.
.

TRUTH & INTEGRITY

.

NGO Trains Bayelsa, Delta Oil Community Residents on Environmental Monitoring


NGO Trains Bayelsa, Delta Oil Community Residents on Environmental Monitoring

From Kenechukwu Chukwuedozie, Yenagoa

A group know as Health of Mother Earth Foundation (HOMEF), an environmental rights-focused group has concluded the training of 40 residents of oil-bearing communities in Delta and Bayelsa states.

The group members are volunteers from Gbarain/Ekpetiama in Bayelsa State and Iwhrekan in Delta State.

Speaking to the volunteers the Executive Director of HOMEF Dr. Nnimmo Bassey noted that a safe environment is fundamental to support life and livelihood.

He said that there was
need for people who reside near oil and gas fields to remain vigilant and observant to conserve the environment and ensure that the economic interests of investors do not threaten the environment.

Bassey who holds a National Honour of Member of order of Federal Republic (MFR) for environmental activism noted there was a need to raise volunteers who will defend the ecosystem from degradation and pollution.

He noted that Iwhrekan and Gbarain gas fields constitute the dominant gas flare sites in the Niger Delta and hence residents from the areas require capacity building on environmental management.

Speaking to participants, Mr Alagoa Morris, an environmentalist said that monitoring the environment demands factual and evidence-based data collection, recording and reporting.

“In journalism, the media professionals say that facts are sacred, and that is even much more applicable and I will say that in advocating for environmental justice, facts are more sacred.

“I say so because there is no room for false and misleading information because all facts must be validated at various stages including litigation and aven see exaggeration is strongly discouraged.

“HOMEF trains Bayelsa, Delta Oil Community Residents on Environmental Monitoring

 From Kenechukwu chukwuedozie, Yenagoa

A group know as Health of Mother Earth Foundation (HOMEF), an environmental rights-focused group has concluded the training of some 40 residents of oil-bearing communities in Delta and Bayelsa states.

The group who drawn volunteers from Gbarain/Ekpetiama in Bayelsa state and Iwhrekan in Delta state, speaking to the volunteers the Executive Director of HOMEF Dr. Nnimmo Bassey who note that a safe environment was fundamental to support life and livelihood.

He said that there was a need for people who reside near oil and gas fields to remain vigilant and observant to conserve the environment and ensure that the economic interests of investors do not threaten the environment.

Bassey who holds a National Honour of Member of order of Federal Republic (MFR) for environmental activism noted there was a need to raise volunteers who will defend the ecosystem from degradation and pollution.

He noted that Iwhrekan and Gbarain gas fields constitute the dominant gas flare sites in the Niger Delta and hence residents from the areas require capacity building on environmental management.

He advised them to develop their skills to ‘listen to the environment as it responds and speaks by responding to human activities that distort the ecosystem.

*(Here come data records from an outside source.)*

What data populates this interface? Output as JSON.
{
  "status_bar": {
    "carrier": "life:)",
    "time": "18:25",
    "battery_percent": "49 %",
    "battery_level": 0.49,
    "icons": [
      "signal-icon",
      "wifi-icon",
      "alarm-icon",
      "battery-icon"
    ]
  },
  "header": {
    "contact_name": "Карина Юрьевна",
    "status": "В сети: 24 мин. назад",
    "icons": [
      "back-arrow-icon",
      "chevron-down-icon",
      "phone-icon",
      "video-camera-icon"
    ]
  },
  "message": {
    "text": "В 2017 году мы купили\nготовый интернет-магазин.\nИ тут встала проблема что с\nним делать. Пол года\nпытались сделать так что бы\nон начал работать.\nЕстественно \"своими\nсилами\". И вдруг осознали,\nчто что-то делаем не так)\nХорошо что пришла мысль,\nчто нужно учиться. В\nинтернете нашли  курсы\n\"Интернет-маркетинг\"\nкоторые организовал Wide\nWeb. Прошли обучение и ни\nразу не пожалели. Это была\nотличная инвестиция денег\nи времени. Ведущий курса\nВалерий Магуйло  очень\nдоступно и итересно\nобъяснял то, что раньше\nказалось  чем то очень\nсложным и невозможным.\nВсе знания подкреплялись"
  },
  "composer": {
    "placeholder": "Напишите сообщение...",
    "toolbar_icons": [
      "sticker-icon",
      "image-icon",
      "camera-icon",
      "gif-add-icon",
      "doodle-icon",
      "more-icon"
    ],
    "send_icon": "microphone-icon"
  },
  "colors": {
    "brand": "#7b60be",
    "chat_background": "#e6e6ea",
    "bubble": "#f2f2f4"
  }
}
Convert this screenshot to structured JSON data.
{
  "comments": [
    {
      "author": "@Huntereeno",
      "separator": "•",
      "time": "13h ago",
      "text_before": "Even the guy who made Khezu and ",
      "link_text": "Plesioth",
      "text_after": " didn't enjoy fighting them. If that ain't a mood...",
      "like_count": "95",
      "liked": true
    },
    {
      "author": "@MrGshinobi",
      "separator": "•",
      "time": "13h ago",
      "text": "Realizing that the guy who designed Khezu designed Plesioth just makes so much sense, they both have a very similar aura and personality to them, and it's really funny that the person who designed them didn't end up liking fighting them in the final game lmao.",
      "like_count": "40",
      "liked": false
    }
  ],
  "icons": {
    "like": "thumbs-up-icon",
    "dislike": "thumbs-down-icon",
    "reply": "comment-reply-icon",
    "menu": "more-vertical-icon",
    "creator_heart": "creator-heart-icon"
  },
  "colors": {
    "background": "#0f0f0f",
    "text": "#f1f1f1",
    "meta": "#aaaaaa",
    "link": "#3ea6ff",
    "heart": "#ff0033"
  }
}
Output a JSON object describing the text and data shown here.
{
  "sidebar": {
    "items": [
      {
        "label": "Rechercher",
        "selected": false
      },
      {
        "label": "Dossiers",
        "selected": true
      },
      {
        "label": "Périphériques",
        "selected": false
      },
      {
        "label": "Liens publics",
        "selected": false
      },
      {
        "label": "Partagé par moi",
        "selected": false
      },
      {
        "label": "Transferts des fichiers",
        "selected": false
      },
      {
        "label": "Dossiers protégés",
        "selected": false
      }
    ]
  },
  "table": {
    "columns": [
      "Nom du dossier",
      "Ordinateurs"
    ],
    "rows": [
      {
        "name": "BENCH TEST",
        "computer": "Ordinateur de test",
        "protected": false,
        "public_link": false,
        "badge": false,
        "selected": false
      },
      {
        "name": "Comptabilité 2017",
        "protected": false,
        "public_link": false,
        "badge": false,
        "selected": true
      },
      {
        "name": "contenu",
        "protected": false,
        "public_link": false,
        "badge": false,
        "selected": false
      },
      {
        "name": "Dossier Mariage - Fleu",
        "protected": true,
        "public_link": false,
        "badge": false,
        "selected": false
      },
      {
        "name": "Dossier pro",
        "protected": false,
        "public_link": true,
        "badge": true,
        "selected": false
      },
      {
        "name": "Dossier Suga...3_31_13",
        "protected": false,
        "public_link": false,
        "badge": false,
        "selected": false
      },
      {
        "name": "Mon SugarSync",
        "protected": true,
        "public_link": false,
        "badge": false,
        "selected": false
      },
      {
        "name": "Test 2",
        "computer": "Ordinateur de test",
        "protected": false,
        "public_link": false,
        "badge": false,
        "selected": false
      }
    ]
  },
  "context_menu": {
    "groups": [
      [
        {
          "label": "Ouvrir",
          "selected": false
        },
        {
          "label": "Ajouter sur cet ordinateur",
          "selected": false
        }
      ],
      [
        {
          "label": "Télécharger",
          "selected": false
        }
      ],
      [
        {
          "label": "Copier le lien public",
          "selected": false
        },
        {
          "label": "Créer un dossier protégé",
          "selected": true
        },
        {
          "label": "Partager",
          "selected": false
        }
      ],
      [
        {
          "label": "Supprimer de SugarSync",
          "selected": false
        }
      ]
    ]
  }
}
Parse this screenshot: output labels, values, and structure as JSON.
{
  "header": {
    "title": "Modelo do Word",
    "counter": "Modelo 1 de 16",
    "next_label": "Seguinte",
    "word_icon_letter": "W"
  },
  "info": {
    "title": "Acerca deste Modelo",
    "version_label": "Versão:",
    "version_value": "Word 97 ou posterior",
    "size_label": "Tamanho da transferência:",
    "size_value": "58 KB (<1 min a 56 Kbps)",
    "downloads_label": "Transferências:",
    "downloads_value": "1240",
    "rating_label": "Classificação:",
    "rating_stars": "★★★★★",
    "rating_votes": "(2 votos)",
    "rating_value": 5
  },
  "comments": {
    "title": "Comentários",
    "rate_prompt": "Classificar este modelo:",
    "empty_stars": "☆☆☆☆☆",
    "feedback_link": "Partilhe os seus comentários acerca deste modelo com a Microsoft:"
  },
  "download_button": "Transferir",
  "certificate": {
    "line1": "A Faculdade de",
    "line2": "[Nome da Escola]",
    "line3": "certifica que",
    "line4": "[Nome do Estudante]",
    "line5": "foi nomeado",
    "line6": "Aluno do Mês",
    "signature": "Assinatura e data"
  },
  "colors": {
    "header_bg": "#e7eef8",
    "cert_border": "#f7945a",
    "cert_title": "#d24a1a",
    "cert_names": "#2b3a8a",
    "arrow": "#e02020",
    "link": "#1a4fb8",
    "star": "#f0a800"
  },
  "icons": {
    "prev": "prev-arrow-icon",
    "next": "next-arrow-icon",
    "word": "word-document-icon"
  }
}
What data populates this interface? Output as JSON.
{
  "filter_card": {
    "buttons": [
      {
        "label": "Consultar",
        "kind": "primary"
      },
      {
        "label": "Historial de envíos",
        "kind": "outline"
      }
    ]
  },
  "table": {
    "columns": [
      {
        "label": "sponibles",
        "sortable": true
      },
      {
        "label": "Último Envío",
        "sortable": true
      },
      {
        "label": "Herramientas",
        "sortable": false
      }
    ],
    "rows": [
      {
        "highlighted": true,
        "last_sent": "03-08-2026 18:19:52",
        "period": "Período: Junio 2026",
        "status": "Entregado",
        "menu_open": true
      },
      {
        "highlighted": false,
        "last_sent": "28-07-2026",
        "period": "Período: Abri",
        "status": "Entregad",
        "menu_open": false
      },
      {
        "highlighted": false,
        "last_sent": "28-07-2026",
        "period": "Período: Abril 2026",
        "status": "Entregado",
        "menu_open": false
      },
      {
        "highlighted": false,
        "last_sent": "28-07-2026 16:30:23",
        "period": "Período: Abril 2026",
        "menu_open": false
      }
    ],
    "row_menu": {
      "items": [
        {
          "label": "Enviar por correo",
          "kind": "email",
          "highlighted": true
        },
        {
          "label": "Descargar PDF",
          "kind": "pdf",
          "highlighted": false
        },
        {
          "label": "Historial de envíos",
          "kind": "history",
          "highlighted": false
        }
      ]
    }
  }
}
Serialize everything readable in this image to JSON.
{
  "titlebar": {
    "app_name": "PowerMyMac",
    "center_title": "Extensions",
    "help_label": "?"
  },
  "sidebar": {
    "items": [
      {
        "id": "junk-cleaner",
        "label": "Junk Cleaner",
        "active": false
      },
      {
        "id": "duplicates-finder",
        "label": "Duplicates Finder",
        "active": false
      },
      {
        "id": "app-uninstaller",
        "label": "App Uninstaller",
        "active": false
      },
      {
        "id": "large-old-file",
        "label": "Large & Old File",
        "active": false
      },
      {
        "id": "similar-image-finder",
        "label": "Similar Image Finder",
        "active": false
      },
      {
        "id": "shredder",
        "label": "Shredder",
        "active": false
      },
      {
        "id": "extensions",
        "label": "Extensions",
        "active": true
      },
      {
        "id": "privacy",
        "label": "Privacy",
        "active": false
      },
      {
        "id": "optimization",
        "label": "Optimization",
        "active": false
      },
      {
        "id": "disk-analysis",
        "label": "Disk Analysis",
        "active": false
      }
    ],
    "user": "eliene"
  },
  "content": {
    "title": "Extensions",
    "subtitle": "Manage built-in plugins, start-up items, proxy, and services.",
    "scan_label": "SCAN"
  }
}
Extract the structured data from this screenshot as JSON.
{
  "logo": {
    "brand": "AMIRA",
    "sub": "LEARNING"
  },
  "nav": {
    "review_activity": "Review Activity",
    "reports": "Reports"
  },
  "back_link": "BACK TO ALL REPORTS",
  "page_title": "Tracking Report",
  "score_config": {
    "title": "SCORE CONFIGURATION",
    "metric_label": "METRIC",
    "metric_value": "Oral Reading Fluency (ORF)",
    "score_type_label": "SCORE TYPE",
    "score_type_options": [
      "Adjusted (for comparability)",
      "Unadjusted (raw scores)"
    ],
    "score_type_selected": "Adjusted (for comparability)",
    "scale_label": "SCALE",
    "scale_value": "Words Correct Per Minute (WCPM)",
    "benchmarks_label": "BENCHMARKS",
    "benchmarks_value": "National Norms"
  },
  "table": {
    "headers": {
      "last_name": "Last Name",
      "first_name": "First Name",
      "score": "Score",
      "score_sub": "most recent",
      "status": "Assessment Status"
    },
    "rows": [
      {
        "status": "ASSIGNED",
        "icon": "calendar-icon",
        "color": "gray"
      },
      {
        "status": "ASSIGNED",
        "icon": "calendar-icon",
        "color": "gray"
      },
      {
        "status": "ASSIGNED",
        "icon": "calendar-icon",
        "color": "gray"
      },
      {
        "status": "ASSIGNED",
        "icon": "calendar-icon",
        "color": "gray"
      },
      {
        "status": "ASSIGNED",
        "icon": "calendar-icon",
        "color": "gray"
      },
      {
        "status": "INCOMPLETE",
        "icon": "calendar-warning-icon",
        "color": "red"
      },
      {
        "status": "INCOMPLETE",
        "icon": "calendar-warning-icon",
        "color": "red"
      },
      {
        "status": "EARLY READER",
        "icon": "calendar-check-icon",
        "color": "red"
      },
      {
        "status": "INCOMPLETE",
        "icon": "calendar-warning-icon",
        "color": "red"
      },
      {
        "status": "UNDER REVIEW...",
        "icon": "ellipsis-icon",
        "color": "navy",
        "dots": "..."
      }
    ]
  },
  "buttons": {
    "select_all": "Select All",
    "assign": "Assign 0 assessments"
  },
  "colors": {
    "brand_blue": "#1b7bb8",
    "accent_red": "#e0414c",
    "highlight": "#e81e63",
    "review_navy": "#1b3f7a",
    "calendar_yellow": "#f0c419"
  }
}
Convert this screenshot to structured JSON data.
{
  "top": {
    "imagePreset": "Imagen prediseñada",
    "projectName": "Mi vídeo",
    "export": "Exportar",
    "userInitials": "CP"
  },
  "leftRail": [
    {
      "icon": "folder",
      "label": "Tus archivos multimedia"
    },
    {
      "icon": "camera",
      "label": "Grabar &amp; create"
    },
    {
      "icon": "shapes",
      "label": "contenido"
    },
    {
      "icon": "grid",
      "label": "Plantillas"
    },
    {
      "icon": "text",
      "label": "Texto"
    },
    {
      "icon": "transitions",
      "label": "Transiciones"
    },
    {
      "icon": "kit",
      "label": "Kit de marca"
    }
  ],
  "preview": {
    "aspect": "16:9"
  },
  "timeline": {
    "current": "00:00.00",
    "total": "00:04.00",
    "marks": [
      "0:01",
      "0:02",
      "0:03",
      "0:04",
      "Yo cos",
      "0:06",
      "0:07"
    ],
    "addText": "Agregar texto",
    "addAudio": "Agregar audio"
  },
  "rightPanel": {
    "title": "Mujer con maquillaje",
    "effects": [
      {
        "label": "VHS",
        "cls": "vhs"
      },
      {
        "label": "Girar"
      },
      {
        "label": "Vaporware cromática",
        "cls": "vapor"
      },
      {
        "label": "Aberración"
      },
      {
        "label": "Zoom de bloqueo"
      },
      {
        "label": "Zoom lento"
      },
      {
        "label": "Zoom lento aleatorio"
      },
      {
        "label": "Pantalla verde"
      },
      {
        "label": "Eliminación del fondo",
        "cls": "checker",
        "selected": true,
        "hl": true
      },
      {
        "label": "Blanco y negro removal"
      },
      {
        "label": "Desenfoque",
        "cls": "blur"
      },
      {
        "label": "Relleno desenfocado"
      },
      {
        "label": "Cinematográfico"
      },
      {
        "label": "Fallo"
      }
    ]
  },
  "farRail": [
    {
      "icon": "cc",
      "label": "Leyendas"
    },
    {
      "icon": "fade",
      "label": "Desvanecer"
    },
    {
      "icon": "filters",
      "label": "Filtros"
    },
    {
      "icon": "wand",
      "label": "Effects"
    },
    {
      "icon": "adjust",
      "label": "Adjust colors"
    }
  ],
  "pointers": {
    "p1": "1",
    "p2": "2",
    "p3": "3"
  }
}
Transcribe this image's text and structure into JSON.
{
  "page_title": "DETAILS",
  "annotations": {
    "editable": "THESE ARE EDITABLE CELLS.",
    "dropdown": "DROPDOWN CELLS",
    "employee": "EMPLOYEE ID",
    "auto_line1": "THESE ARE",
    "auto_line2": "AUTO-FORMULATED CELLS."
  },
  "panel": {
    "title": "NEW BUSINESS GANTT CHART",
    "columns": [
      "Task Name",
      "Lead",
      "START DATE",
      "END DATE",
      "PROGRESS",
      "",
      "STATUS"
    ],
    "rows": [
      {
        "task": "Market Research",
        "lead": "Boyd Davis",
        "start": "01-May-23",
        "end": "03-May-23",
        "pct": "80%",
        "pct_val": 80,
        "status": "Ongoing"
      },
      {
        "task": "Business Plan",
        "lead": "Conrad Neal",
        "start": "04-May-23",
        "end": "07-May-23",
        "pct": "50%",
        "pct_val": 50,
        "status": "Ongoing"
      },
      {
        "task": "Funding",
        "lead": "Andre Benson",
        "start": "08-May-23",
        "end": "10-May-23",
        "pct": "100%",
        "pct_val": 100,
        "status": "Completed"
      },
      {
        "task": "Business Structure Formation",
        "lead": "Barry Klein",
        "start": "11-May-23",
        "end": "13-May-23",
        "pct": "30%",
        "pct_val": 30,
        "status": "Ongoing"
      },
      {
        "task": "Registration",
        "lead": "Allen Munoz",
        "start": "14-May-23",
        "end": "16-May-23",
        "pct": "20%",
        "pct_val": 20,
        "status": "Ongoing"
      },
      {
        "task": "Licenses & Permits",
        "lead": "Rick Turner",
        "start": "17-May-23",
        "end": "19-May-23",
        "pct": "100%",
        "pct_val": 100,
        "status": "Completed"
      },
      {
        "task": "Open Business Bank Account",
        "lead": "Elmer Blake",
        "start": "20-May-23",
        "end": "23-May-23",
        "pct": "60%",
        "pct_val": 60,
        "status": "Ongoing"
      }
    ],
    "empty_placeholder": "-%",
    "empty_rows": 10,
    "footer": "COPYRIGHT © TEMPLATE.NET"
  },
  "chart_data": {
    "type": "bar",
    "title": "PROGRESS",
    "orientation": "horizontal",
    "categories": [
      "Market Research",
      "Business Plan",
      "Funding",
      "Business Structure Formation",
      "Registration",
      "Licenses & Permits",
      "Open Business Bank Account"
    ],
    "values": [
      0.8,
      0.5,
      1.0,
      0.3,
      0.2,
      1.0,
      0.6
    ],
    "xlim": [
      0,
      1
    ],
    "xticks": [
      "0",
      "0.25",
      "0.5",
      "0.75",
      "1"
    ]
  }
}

Speaking to participants, Mr Alagoa Morris, an environmentalist said that monitoring the environment demands factual and evidence-based data collection, recording and reporting.

“In journalism, the media professionals say that facts are sacred, and that is even much more applicable and I will say that in advocating for environmental justice, facts are more sacred.

“I say so because there is no room for false and misleading information because all facts must be validated at various stages including litigation and aven exaggeration is strongly discouraged.

“Environmental monitoring is evidence-based and empirical, and it makes the information stand the test of time,” Morris said.

Also, Mr. Ken Henshaw, a Civil Society Activist who examined the imperatives of the divestment by oil firms from onshore assets and the Petroleum Industry Act (PIA) urged communities to brace up for challenges in the new era.

Henshaw noted that the new law which recommends a three percent operational budget as host community funds left the constitution of the governance structures largely in the hands of oil firms.

He observed that the PIA is silent on existing corporate social obligations operated by oil firms.

Mr. Cadmus Alake-Enade, Project Lead, Fossil Politics and Climate Change at HOMEF took the participants through the steps and procedures in environmental monitoring and reporting.

Alake-Enade urged them to be observant about changes in their environment and record same over time to establish a trend.

The interactive segment of the training had the volunteers from the two states share experiences and adverse impacts of oil and gas exploration on their environments.  monitoring is evidence-based and empirical, and it makes the information stand the test of time,” Morris said.




Leave a Reply